**PROBLEM REQUIREMENTS**
In the records below, find each line containing the word "amount" and copy it.

**Web page and app entries**
^^^^^^^^^^^^^^^^

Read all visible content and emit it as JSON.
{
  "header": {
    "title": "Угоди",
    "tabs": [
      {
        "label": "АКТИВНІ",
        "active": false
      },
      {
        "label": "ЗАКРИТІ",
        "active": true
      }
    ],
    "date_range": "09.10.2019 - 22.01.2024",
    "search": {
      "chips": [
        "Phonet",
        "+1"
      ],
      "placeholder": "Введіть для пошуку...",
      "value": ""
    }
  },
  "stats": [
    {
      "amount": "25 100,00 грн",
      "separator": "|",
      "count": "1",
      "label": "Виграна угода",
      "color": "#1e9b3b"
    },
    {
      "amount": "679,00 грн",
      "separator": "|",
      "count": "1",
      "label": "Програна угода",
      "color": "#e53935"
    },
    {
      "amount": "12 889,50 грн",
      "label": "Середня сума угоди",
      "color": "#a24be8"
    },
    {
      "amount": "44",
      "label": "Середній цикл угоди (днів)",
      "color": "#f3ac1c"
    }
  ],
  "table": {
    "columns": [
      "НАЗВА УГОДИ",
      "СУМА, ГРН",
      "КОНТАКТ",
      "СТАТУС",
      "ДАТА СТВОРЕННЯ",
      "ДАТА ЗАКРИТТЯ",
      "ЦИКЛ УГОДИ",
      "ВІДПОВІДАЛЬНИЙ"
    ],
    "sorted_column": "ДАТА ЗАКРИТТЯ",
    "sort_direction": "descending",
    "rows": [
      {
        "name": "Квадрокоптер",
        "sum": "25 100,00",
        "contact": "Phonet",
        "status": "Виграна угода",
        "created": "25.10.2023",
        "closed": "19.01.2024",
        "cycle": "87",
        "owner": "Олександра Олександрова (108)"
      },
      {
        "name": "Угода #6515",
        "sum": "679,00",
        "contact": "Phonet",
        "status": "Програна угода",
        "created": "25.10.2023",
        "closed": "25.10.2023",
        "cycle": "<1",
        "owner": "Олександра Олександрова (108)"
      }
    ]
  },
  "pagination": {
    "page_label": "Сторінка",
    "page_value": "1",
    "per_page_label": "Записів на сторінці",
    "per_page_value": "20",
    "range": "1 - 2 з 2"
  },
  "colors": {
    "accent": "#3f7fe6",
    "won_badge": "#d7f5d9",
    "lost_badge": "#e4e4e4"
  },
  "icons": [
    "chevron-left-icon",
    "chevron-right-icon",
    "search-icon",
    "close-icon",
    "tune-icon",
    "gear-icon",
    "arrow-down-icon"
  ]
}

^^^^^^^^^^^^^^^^

**YOUR SOLUTION**
      "amount": "25 100,00 грн",
      "amount": "679,00 грн",
      "amount": "12 889,50 грн",
      "amount": "44",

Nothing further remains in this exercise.